Friends on the internet in the USA quoted this as if everybody was familiar with it, evidently because it was widely circulated on the internet after the 2000 U.S. presidential election. I discovered this on Wikipedia:

“There is no reliable record of Tytler having written any part of the text. In fact, it actually comprises two parts which didn’t begin to appear together until the 1970s. The first paragraph’s earliest known appearance is in an op-ed piece by Elmer T. Peterson in the December 9, 1951 The Daily Oklahoman, which attributed it to Tytler:

“‘Two centuries ago, a somewhat obscure Scotsman named Tytler made this profound observation: ‘A democracy cannot exist as a permanent form of government. It can only exist until the majority discovers it can vote itself largess out of the public treasury. After that, the majority always votes for the candidate promising the most benefits with the result the democracy collapses because of the loose fiscal policy ensuing, always to be followed by a dictatorship, then a monarchy.’

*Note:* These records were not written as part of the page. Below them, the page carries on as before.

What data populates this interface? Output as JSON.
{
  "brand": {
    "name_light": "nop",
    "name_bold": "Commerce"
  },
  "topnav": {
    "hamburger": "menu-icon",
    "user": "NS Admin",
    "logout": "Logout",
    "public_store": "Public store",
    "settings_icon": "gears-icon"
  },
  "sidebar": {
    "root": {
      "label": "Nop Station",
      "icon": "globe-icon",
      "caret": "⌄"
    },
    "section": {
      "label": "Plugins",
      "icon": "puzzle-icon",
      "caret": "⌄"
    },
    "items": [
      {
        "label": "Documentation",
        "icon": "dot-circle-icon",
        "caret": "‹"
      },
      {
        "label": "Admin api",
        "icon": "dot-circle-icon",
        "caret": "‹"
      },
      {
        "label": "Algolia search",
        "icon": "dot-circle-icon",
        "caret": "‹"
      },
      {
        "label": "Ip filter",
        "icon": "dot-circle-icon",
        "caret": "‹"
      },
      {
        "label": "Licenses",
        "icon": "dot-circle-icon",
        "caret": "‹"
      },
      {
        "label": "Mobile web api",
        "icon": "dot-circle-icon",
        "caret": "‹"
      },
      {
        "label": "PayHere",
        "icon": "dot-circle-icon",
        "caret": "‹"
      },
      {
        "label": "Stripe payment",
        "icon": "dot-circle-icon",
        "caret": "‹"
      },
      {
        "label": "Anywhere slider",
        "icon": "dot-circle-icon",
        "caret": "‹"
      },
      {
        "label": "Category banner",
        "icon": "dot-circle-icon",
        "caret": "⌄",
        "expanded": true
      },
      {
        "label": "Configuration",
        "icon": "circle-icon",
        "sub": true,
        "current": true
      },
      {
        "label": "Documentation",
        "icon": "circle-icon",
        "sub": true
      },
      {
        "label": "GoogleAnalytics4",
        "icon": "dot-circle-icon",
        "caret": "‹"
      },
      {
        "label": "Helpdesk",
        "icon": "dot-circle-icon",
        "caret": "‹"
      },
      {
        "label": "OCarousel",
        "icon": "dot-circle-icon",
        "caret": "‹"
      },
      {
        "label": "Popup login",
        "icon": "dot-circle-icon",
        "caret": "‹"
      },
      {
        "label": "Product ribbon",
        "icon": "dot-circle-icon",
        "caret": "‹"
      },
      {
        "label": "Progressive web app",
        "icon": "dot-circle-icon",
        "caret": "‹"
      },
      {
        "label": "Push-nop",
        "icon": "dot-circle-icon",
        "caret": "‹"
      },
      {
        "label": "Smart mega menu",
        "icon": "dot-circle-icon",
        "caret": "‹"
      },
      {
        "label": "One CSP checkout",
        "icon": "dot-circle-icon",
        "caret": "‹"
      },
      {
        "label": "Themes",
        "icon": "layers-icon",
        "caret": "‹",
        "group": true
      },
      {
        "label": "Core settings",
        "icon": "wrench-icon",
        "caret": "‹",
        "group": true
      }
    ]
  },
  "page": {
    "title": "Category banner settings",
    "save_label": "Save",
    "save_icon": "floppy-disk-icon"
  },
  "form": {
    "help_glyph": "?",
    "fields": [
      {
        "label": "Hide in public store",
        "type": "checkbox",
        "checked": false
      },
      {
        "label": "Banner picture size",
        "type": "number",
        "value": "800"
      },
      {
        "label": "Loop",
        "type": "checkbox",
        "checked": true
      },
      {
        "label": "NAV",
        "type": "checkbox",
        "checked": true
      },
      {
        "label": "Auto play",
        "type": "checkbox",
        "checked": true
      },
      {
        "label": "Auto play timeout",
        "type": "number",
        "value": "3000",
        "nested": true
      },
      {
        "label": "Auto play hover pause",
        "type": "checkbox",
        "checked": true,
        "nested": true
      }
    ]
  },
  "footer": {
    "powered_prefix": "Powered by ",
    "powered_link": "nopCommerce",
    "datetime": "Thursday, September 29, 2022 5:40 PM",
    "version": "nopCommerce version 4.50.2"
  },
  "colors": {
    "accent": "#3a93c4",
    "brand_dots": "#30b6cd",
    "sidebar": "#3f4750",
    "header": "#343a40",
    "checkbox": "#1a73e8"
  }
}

“The list beginning ‘From bondage to spiritual faith’ is commonly known as the ‘Tytler Cycle’ or the ‘Fatal Sequence’. Its first known appearance is in a 1943 speech by H. W. Prentis, former president of the National Association of Manufacturers, and appears to be original to him. It is also published in the text of an address by Prentis delivered at the February 1943 convocation of the General Alumni Society of the University of Pennsylvania.”

Wherever our contemporary civilisation is going I’d still like to think we could be making it up as we go along, as if something depends on us, but this small doom-laden cyclic concept takes away not only the notion of choice but even that anything on a certain scale can be random.

It is challenging and irritating to discover that somebody else has formulated the political systems of civilisation into such a rigidly predictable repeating cycle of fate and with such a short timespan – 200 years is only a few generations. Furthermore it seems to indicate that we in our Western societies at this moment have returned quite inescapably to the “What’s in it for me?” phase. We might say that what is absent is Compassion, Conscience, Concern for the welfare of our fellows …

My only personal experience of modern day non-democracy (no elections) was on my brief visit to Sarawak in Malaysia where they have a sort of friendly tyrant family system, and I witnessed no discontent. That country and that region currently has enough of its own resources to manage more or less without immense debts as far as I could see. Its local wealthies do provide jobs and wages for its less well-off.

Then, could this cycle be relevantly applied to the evolving of one’s own inner development or possibilities, within an individual life?

S. Tomalin